    The even better news- there's a really good chance you will have ZERO competitors in your market. Like I said earlier, this is the last blue ocean in the fitness industry. Let the franchise gyms and studio gyms fight over the bigger markets, and we'll take a page out of the playbook of Dollar General and open a successful gym in an untapped market - small communities. 

    I opened Ageless in a small, rural community with a population of 3,200. Most people thought it was too small and poor to have a successful gym. They didn't understand the model though. We've been in business now for over 10 years and have NOT had ONE unprofitable month yet. In fact, we average an annual profit of $50,000. 

    Just imagine what it could do in a town with 5,000 people?
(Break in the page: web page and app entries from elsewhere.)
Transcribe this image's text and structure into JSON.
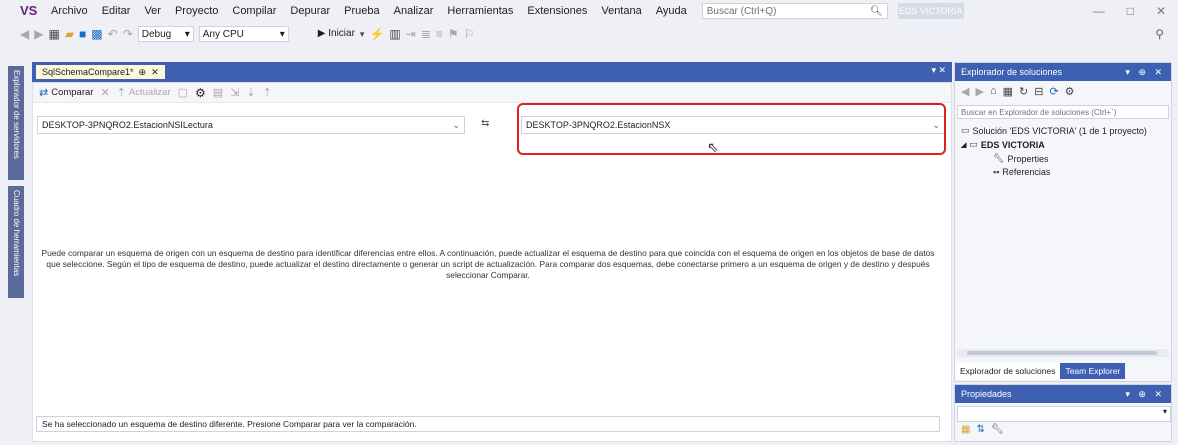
{
  "menubar": {
    "logo": "VS",
    "items": [
      "Archivo",
      "Editar",
      "Ver",
      "Proyecto",
      "Compilar",
      "Depurar",
      "Prueba",
      "Analizar",
      "Herramientas",
      "Extensiones",
      "Ventana",
      "Ayuda"
    ],
    "search_placeholder": "Buscar (Ctrl+Q)",
    "title": "EDS VICTORIA",
    "minimize": "—",
    "maximize": "□",
    "close": "✕"
  },
  "toolbar": {
    "config": "Debug",
    "platform": "Any CPU",
    "start": "▶ Iniciar"
  },
  "left_strip": {
    "tab1": "Explorador de servidores",
    "tab2": "Cuadro de herramientas"
  },
  "document": {
    "tab_title": "SqlSchemaCompare1*",
    "tab_pin": "⊕",
    "tab_close": "✕",
    "tab_row_controls": "▾ ✕",
    "toolbar": {
      "compare": "Comparar",
      "update": "Actualizar"
    },
    "source_schema": "DESKTOP-3PNQRO2.EstacionNSILectura",
    "swap": "⇆",
    "target_schema": "DESKTOP-3PNQRO2.EstacionNSX",
    "description": "Puede comparar un esquema de origen con un esquema de destino para identificar diferencias entre ellos. A continuación, puede actualizar el esquema de destino para que coincida con el esquema de origen en los objetos de base de datos que seleccione. Según el tipo de esquema de destino, puede actualizar el destino directamente o generar un script de actualización. Para comparar dos esquemas, debe conectarse primero a un esquema de origen y de destino y después seleccionar Comparar.",
    "status": "Se ha seleccionado un esquema de destino diferente. Presione Comparar para ver la comparación."
  },
  "solution_explorer": {
    "title": "Explorador de soluciones",
    "title_controls": "▾ ⊕ ✕",
    "search_placeholder": "Buscar en Explorador de soluciones (Ctrl+`)",
    "solution": "Solución 'EDS VICTORIA' (1 de 1 proyecto)",
    "project": "EDS VICTORIA",
    "properties": "Properties",
    "references": "Referencias",
    "tab_active": "Explorador de soluciones",
    "tab_inactive": "Team Explorer"
  },
  "properties_panel": {
    "title": "Propiedades",
    "title_controls": "▾ ⊕ ✕"
  },
  "colors": {
    "accent_blue": "#3e60b2",
    "highlight_red": "#e01e24",
    "tab_yellow": "#fcf7da"
  }
}
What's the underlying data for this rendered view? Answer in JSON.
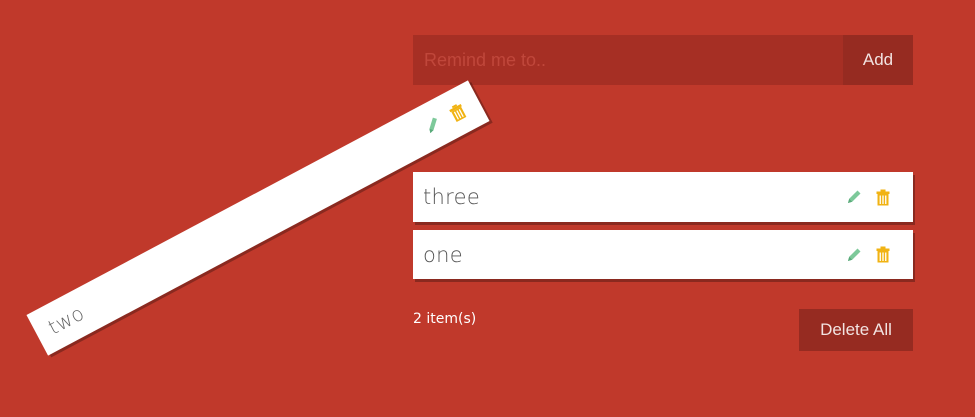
{
  "input": {
    "placeholder": "Remind me to..",
    "value": ""
  },
  "add_button_label": "Add",
  "todos": [
    {
      "text": "three"
    },
    {
      "text": "one"
    },
    {
      "text": "two"
    }
  ],
  "footer": {
    "count_label": "2 item(s)",
    "delete_all_label": "Delete All"
  },
  "colors": {
    "background": "#c0392b",
    "input_background": "#a62f24",
    "button_background": "#962b21",
    "edit_icon": "#7dc99a",
    "delete_icon": "#f1b313"
  },
  "icons": {
    "edit": "pencil-icon",
    "delete": "trash-icon"
  }
}
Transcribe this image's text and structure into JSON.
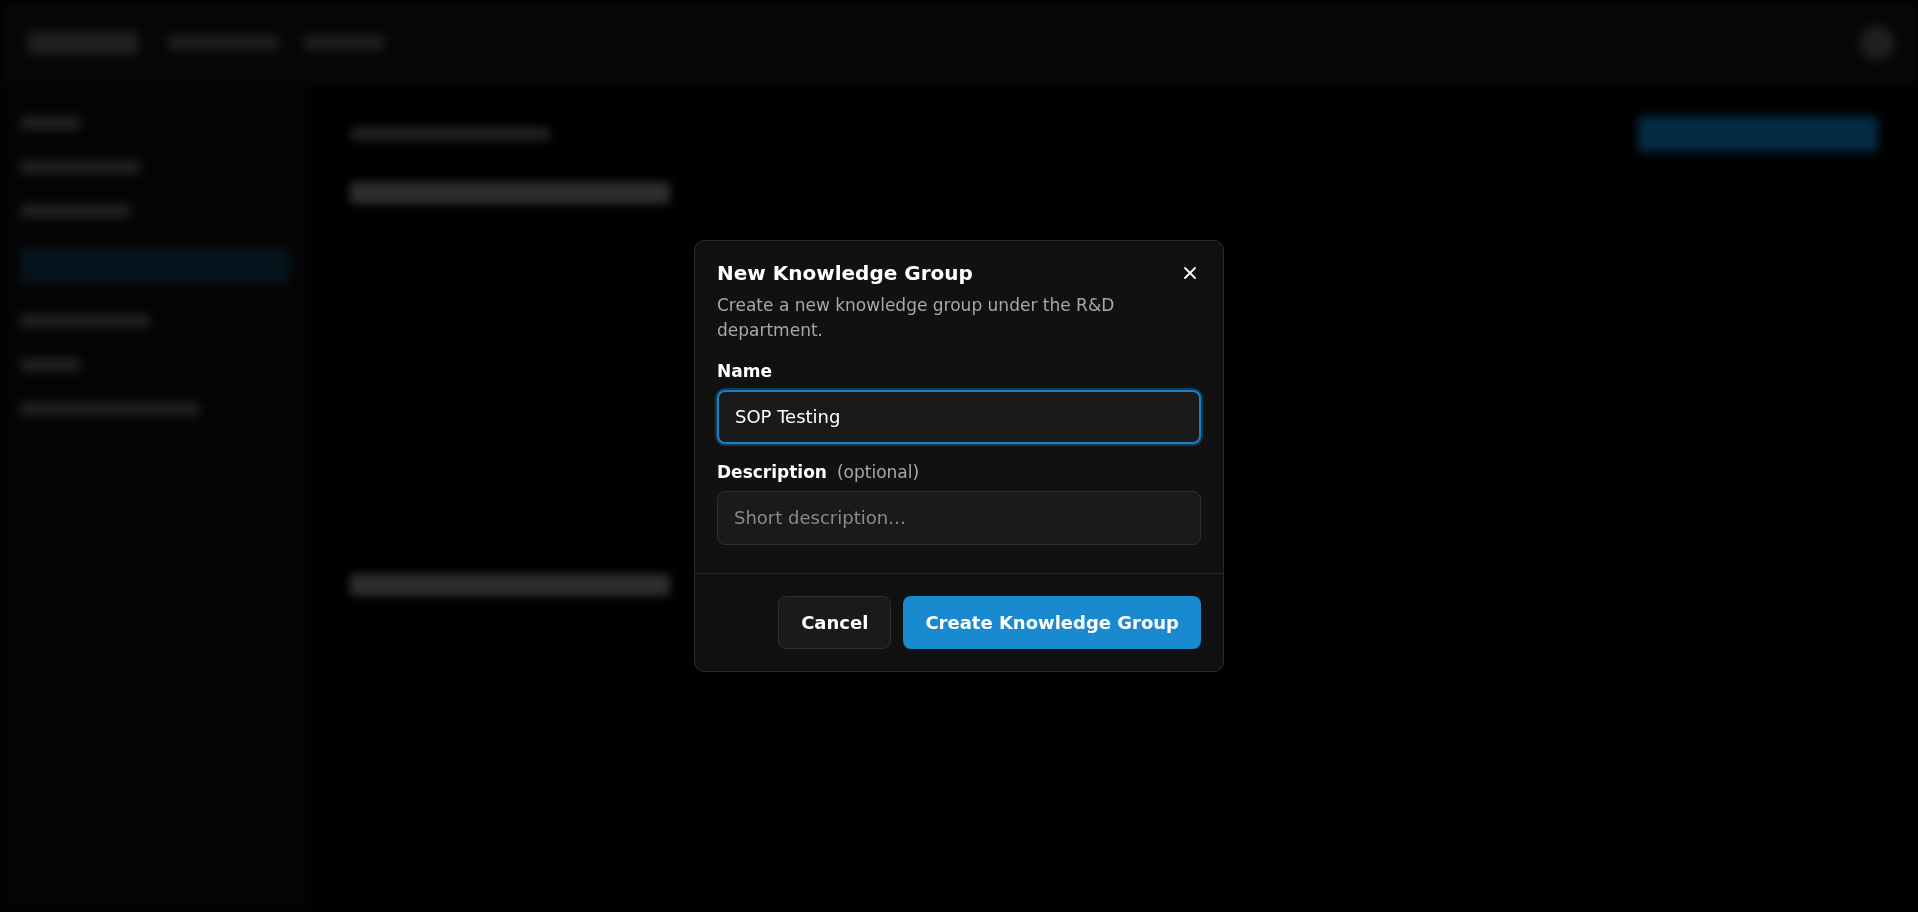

That's $100,000 annual profit potential, and you don't have to put in a single hour of work if you don't want to. 



    The Complete Offer

     If I could help you open a successful gym, what would that mean to you? How much would you pay to change your life?

    I'm guessing a lot less than the price tag on this book.

    For a limited time only, I'm offering you:

    1. The Ebook From Ground Zero to Gym Owner in 12 Months.

    It walks you through the step-by-step process of opening a twenty-four-hour HomeTown Gym. 

    2. The email address of my banker

    She is very familiar with the HomeTown Gym model and will be more than happy to help you with financing. 

    3. A list of every equipment manufacturer we've used over the last ten years

    You can start pricing your gym right now at the lowest prices on the internet. 

    4. A 30-minute phone call with me.

    I'll answer any question you have, discuss potential locations, or just argue about squat depth. It's up to you. 

      For a limited time only, you get all of that for just $47. That's it. 

      How long is this going to last? I honestly don't know. It could be a few days or a few months. It all depends on how busy my schedule gets.